As morning turned to afternoon, and as we continued north, the streets grew busier and more commercial. Here and there, we saw the repurposed relics of a bygone era. Soon after we passed the distinctive facade of the former Paradise Theater, now home to the World Changers Church, we stopped for lunch at Fordham Restaurant, a busy diner with tasty grub, generous portion sizes, and ample options for our picky crowd.

poe cottage

From there, we were only minutes away from Poe Cottage, the small white cottage in what was then Fordham village where Edgar Allan Poe spent the final years of his life. Poe and his wife Virginia retreated there in 1846 in hopes that the country air would do some good for her tuberculosis. Alas, Virginia did not survive long, but her original deathbed remains in the house, on view for visitors.

Poe Cottage was also the site where Poe composed some of his most famous poems, including “The Bells” and “Annabel Lee,” a favorite of my teenage years. At $5/person, we found the tour we took engaging and well worth the price of admission, but an hour-long chat with the docent on the front steps of the cottage as we were leaving did throw off the rhythm of our walk a bit. We might have to leave museum visits off the itinerary in future months.
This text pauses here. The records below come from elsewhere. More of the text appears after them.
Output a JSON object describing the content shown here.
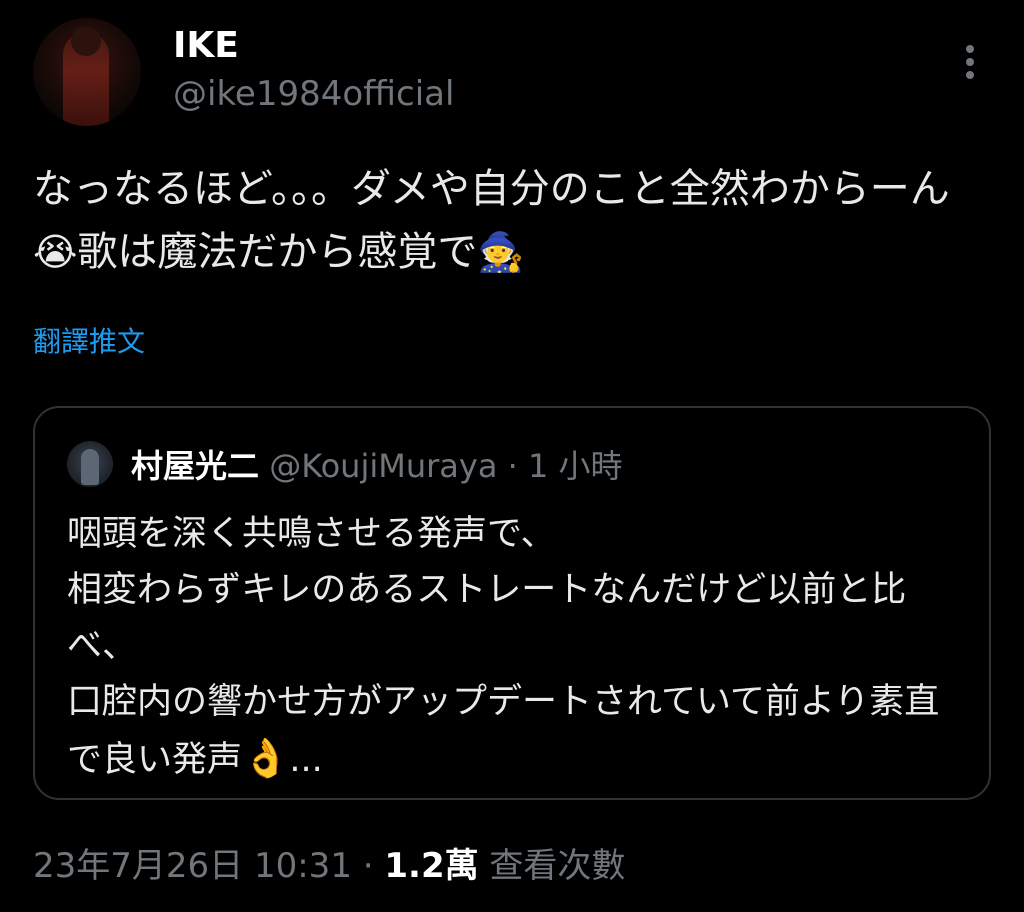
{
  "author": {
    "display_name": "IKE",
    "handle": "@ike1984official"
  },
  "tweet": {
    "text_main": "なっなるほど。。。ダメや自分のこと全然わからーん",
    "emoji_1": "😭",
    "text_after": "歌は魔法だから感覚で",
    "emoji_2": "🧙"
  },
  "translate_label": "翻譯推文",
  "quote": {
    "display_name": "村屋光二",
    "handle": "@KoujiMuraya",
    "separator": " · ",
    "time": "1 小時",
    "text_main": "咽頭を深く共鳴させる発声で、\n相変わらずキレのあるストレートなんだけど以前と比べ、\n口腔内の響かせ方がアップデートされていて前より素直で良い発声",
    "emoji": "👌",
    "ellipsis": "..."
  },
  "meta": {
    "timestamp": "23年7月26日 10:31",
    "separator": " · ",
    "views_count": "1.2萬",
    "views_label": " 查看次數"
  },
  "colors": {
    "background": "#000000",
    "text_primary": "#e7e9ea",
    "text_secondary": "#71767b",
    "link": "#1d9bf0",
    "border": "#2f3336"
  },
  "icons": {
    "more": "more-vertical-icon"
  }
}
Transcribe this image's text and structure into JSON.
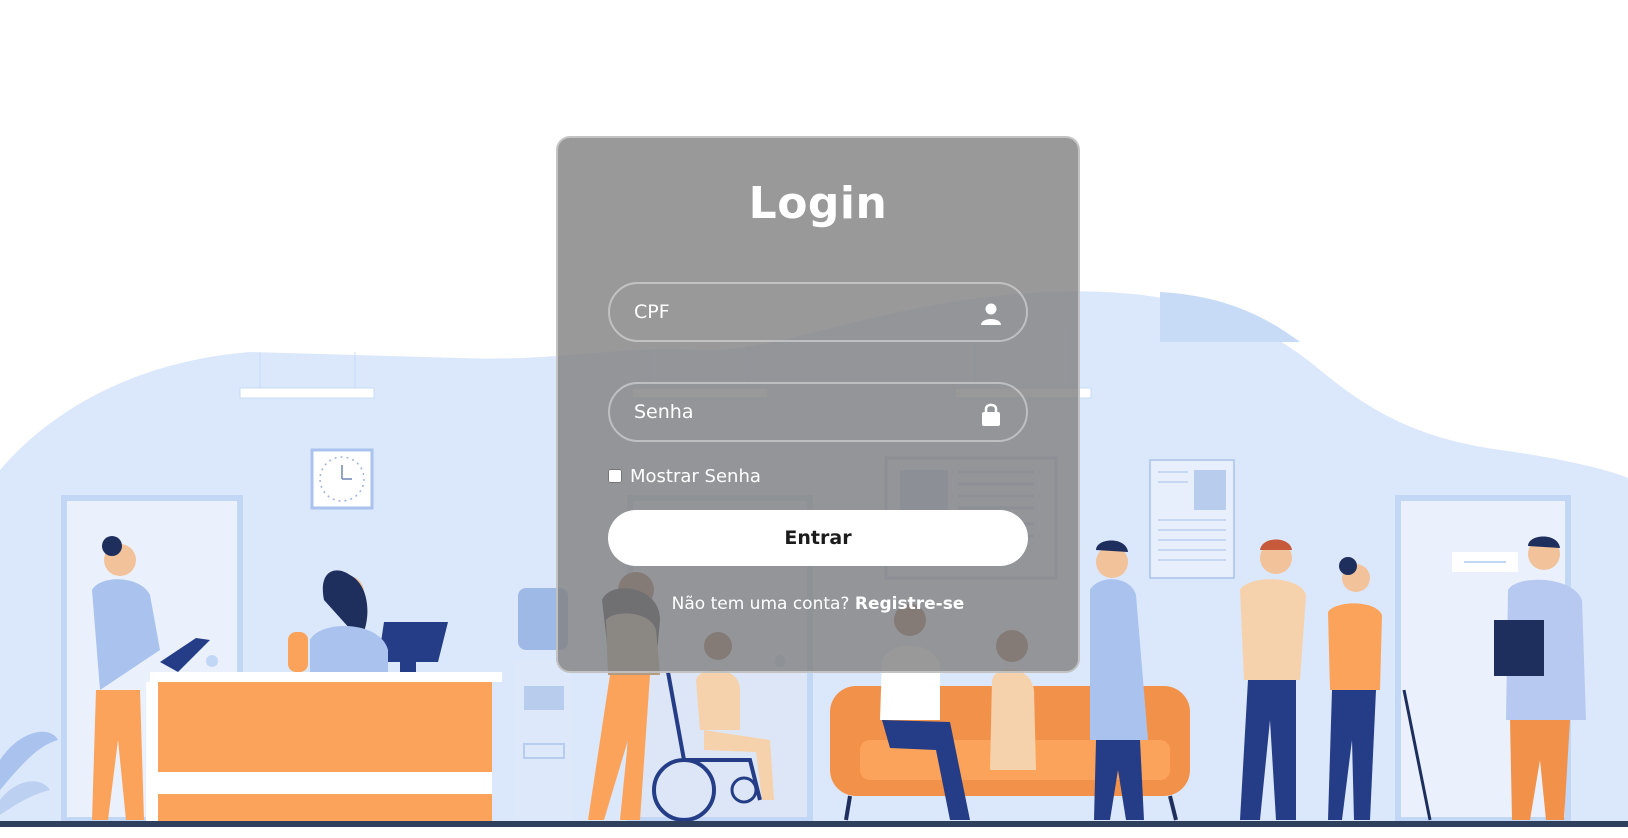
{
  "login": {
    "title": "Login",
    "cpf_placeholder": "CPF",
    "password_placeholder": "Senha",
    "show_password_label": "Mostrar Senha",
    "show_password_checked": false,
    "submit_label": "Entrar",
    "register_prompt": "Não tem uma conta?",
    "register_link": "Registre-se"
  },
  "icons": {
    "cpf": "user-icon",
    "password": "lock-icon"
  },
  "colors": {
    "accent_orange": "#fca35b",
    "navy": "#253d86",
    "light_blue": "#dbe7fb",
    "card_bg": "#8a8a8a",
    "button_bg": "#ffffff"
  }
}
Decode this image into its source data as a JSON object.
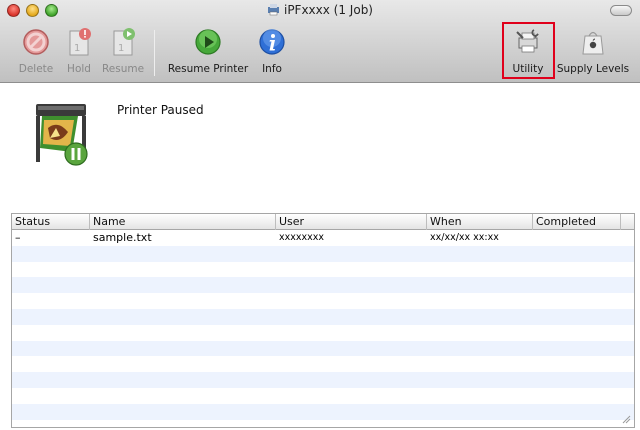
{
  "window": {
    "title": "iPFxxxx (1 Job)"
  },
  "toolbar": {
    "buttons": [
      {
        "label": "Delete",
        "enabled": false,
        "icon": "delete-icon"
      },
      {
        "label": "Hold",
        "enabled": false,
        "icon": "hold-icon"
      },
      {
        "label": "Resume",
        "enabled": false,
        "icon": "resume-job-icon"
      },
      {
        "label": "Resume Printer",
        "enabled": true,
        "icon": "resume-printer-icon"
      },
      {
        "label": "Info",
        "enabled": true,
        "icon": "info-icon"
      },
      {
        "label": "Utility",
        "enabled": true,
        "icon": "utility-icon"
      },
      {
        "label": "Supply Levels",
        "enabled": true,
        "icon": "supply-levels-icon"
      }
    ],
    "highlighted": "Utility"
  },
  "printer": {
    "status": "Printer Paused"
  },
  "jobs_table": {
    "columns": [
      "Status",
      "Name",
      "User",
      "When",
      "Completed"
    ],
    "rows": [
      {
        "status": "–",
        "name": "sample.txt",
        "user": "xxxxxxxx",
        "when": "xx/xx/xx xx:xx",
        "completed": ""
      }
    ]
  },
  "colors": {
    "highlight_border": "#e0001b",
    "alt_row": "#edf3fe"
  }
}
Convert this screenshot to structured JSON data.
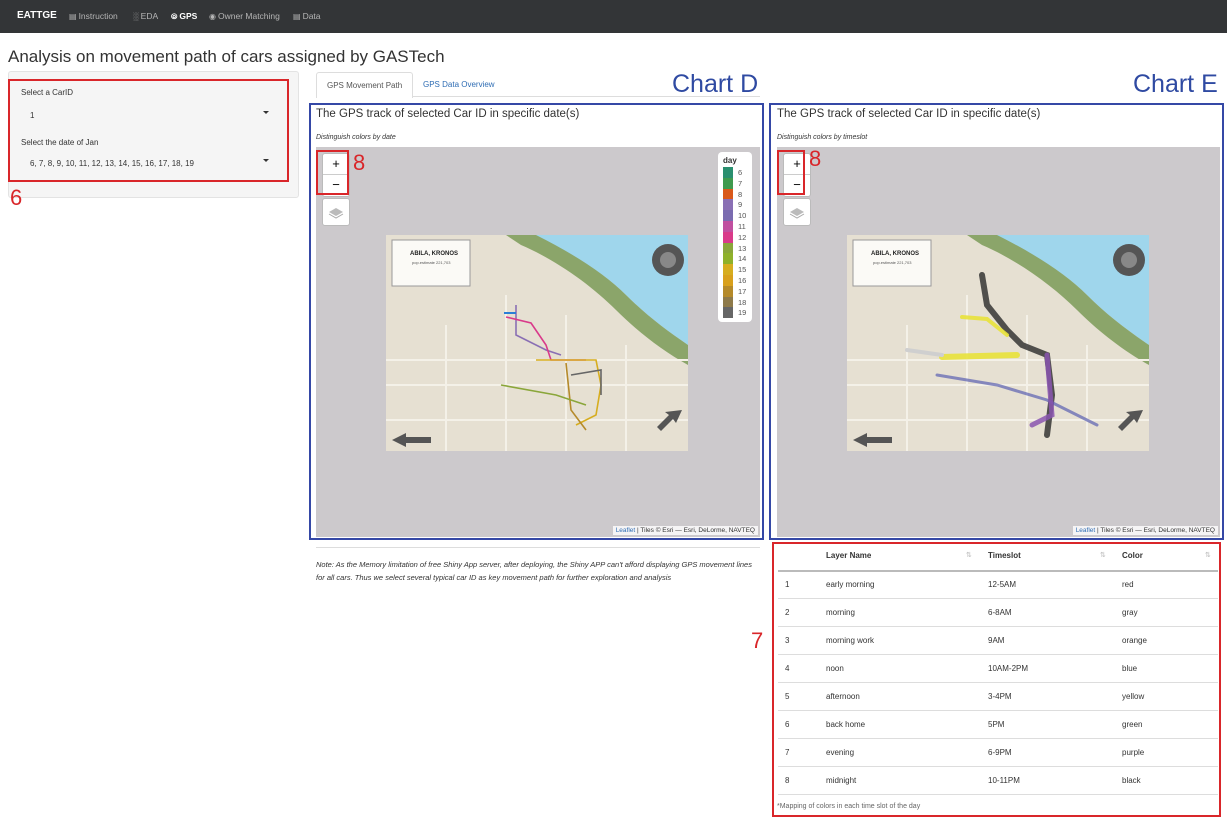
{
  "navbar": {
    "brand": "EATTGE",
    "items": [
      {
        "label": "Instruction",
        "icon": "map-icon"
      },
      {
        "label": "EDA",
        "icon": "bar-chart-icon"
      },
      {
        "label": "GPS",
        "icon": "compass-icon",
        "active": true
      },
      {
        "label": "Owner Matching",
        "icon": "eye-icon"
      },
      {
        "label": "Data",
        "icon": "database-icon"
      }
    ]
  },
  "page_title": "Analysis on movement path of cars assigned by GASTech",
  "sidebar": {
    "car_label": "Select a CarID",
    "car_value": "1",
    "date_label": "Select the date of Jan",
    "date_value": "6, 7, 8, 9, 10, 11, 12, 13, 14, 15, 16, 17, 18, 19"
  },
  "tabs": [
    {
      "label": "GPS Movement Path",
      "active": true
    },
    {
      "label": "GPS Data Overview",
      "active": false
    }
  ],
  "annotations": {
    "chart_d": "Chart D",
    "chart_e": "Chart E",
    "n6": "6",
    "n7": "7",
    "n8a": "8",
    "n8b": "8"
  },
  "map_d": {
    "title": "The GPS track of selected Car ID in specific date(s)",
    "subtitle": "Distinguish colors by date",
    "zoom_in": "+",
    "zoom_out": "−",
    "attribution_link": "Leaflet",
    "attribution": " | Tiles © Esri — Esri, DeLorme, NAVTEQ",
    "map_label": "ABILA, KRONOS",
    "map_sublabel": "pop.estimate 221,703",
    "legend_title": "day",
    "legend": [
      {
        "label": "6",
        "color": "#2a8f6f"
      },
      {
        "label": "7",
        "color": "#3f9a4e"
      },
      {
        "label": "8",
        "color": "#d9591b"
      },
      {
        "label": "9",
        "color": "#8a6fb4"
      },
      {
        "label": "10",
        "color": "#7a6bb0"
      },
      {
        "label": "11",
        "color": "#c04fa0"
      },
      {
        "label": "12",
        "color": "#d93a8a"
      },
      {
        "label": "13",
        "color": "#8aa63a"
      },
      {
        "label": "14",
        "color": "#8fb12a"
      },
      {
        "label": "15",
        "color": "#d6ad1f"
      },
      {
        "label": "16",
        "color": "#d8a01c"
      },
      {
        "label": "17",
        "color": "#b58a2a"
      },
      {
        "label": "18",
        "color": "#8e7a4a"
      },
      {
        "label": "19",
        "color": "#666666"
      }
    ]
  },
  "map_e": {
    "title": "The GPS track of selected Car ID in specific date(s)",
    "subtitle": "Distinguish colors by timeslot",
    "zoom_in": "+",
    "zoom_out": "−",
    "attribution_link": "Leaflet",
    "attribution": " | Tiles © Esri — Esri, DeLorme, NAVTEQ",
    "map_label": "ABILA, KRONOS",
    "map_sublabel": "pop.estimate 221,703"
  },
  "note": "Note: As the Memory limitation of free Shiny App server, after deploying, the Shiny APP can't afford displaying GPS movement lines for all cars. Thus we select several typical car ID as key movement path for further exploration and analysis",
  "table": {
    "headers": [
      "",
      "Layer Name",
      "Timeslot",
      "Color"
    ],
    "rows": [
      [
        "1",
        "early morning",
        "12-5AM",
        "red"
      ],
      [
        "2",
        "morning",
        "6-8AM",
        "gray"
      ],
      [
        "3",
        "morning work",
        "9AM",
        "orange"
      ],
      [
        "4",
        "noon",
        "10AM-2PM",
        "blue"
      ],
      [
        "5",
        "afternoon",
        "3-4PM",
        "yellow"
      ],
      [
        "6",
        "back home",
        "5PM",
        "green"
      ],
      [
        "7",
        "evening",
        "6-9PM",
        "purple"
      ],
      [
        "8",
        "midnight",
        "10-11PM",
        "black"
      ]
    ],
    "caption": "*Mapping of colors in each time slot of the day"
  },
  "colors": {
    "navbar_bg": "#333537",
    "annotation_red": "#d9262a",
    "annotation_blue": "#2f4aa2"
  }
}
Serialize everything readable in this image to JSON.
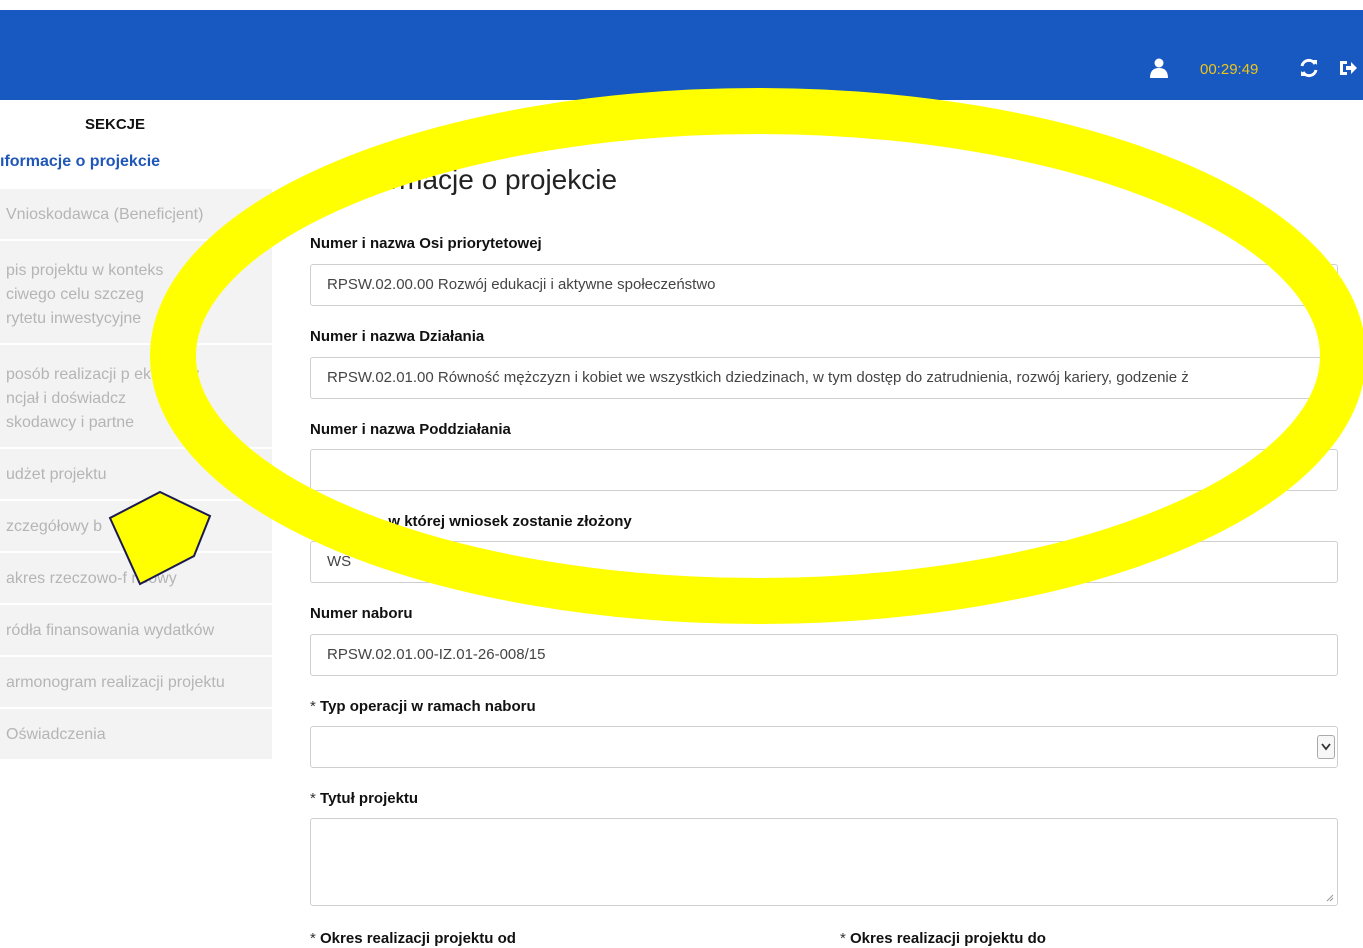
{
  "header": {
    "timer": "00:29:49",
    "icons": {
      "user": "user-icon",
      "refresh": "refresh-icon",
      "logout": "logout-icon"
    },
    "colors": {
      "bar": "#1759c0",
      "timer": "#f0c419"
    }
  },
  "sidebar": {
    "title": "SEKCJE",
    "active_item": "ıformacje o projekcie",
    "items": [
      {
        "lines": [
          "Vnioskodawca (Beneficjent)"
        ]
      },
      {
        "lines": [
          "pis projektu w konteks",
          "ciwego celu szczeg ",
          "rytetu inwestycyjne "
        ]
      },
      {
        "lines": [
          "posób realizacji p ektu oraz",
          "ncjał i doświadcz ",
          "skodawcy i partne "
        ]
      },
      {
        "lines": [
          "udżet projektu"
        ]
      },
      {
        "lines": [
          "zczegółowy b  "
        ]
      },
      {
        "lines": [
          "akres rzeczowo-f  nsowy"
        ]
      },
      {
        "lines": [
          "ródła finansowania wydatków"
        ]
      },
      {
        "lines": [
          "armonogram realizacji projektu"
        ]
      },
      {
        "lines": [
          "Oświadczenia"
        ]
      }
    ]
  },
  "main": {
    "title": "1. Informacje o projekcie",
    "fields": {
      "os_label": "Numer i nazwa Osi priorytetowej",
      "os_value": "RPSW.02.00.00 Rozwój edukacji i aktywne społeczeństwo",
      "dzialanie_label": "Numer i nazwa Działania",
      "dzialanie_value": "RPSW.02.01.00 Równość mężczyzn i kobiet we wszystkich dziedzinach, w tym dostęp do zatrudnienia, rozwój kariery, godzenie ż",
      "poddzialanie_label": "Numer i nazwa Poddziałania",
      "poddzialanie_value": "",
      "instytucja_label": "Instytucja, w której wniosek zostanie złożony",
      "instytucja_value": "  WŚ",
      "nabor_label": "Numer naboru",
      "nabor_value": "RPSW.02.01.00-IZ.01-26-008/15",
      "typ_label": "Typ operacji w ramach naboru",
      "typ_value": "",
      "tytul_label": "Tytuł projektu",
      "tytul_value": "",
      "od_label": "Okres realizacji projektu od",
      "do_label": "Okres realizacji projektu do",
      "required_mark": "*"
    }
  },
  "annotation": {
    "color": "#ffff00"
  }
}
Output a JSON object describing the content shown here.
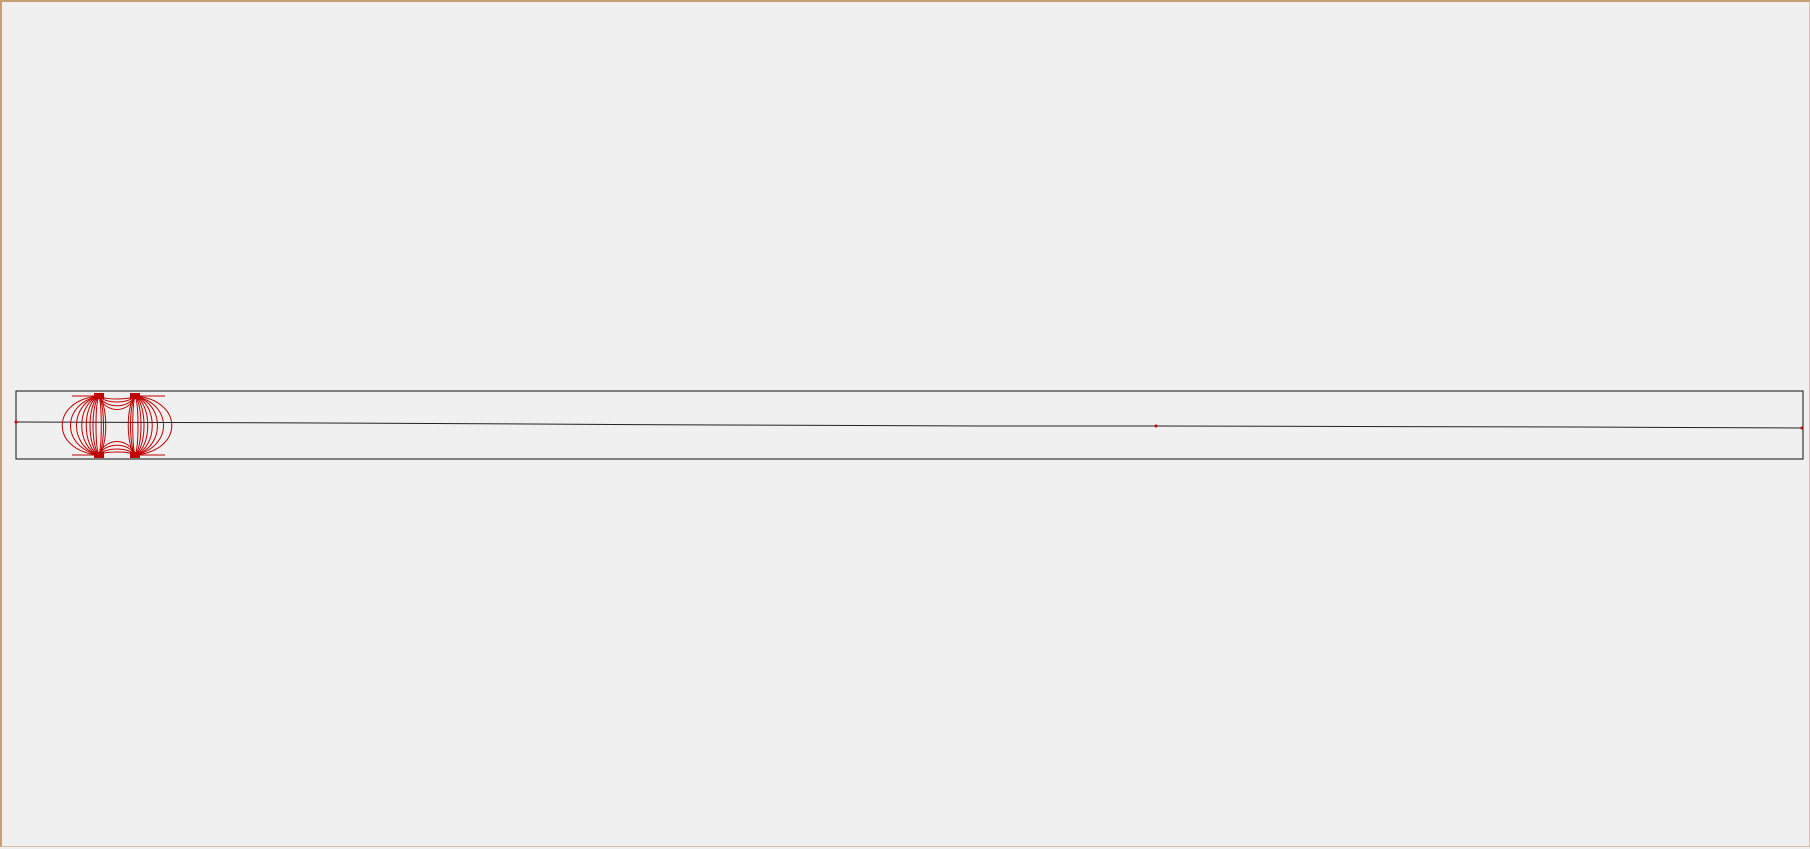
{
  "colors": {
    "background": "#f0f0f0",
    "frame": "#c8a078",
    "outline": "#111111",
    "field_lines": "#c00000"
  },
  "drawing": {
    "shapes": [
      "boundary-rectangle",
      "centerline",
      "field-line-cluster",
      "node-markers"
    ]
  }
}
From Poe Cottage, it was just over a mile to the north end of the Grand Concourse, where it runs into Mosholu Parkway at the conveniently located Mosholu Parkway subway station. In this last stretch, the Concourse evolved away from busy commercial districts to more residential blocks. I enjoyed seeing colorful single-family homes tucked between big stone apartment buildings and the storied character the mix added to the neighborhood. Like the rest of the Grand Concourse, it had the dignified nonchalance of a place that has survived glory and decline and revitalization and knows that there’s more to come.

our route along the grand concourse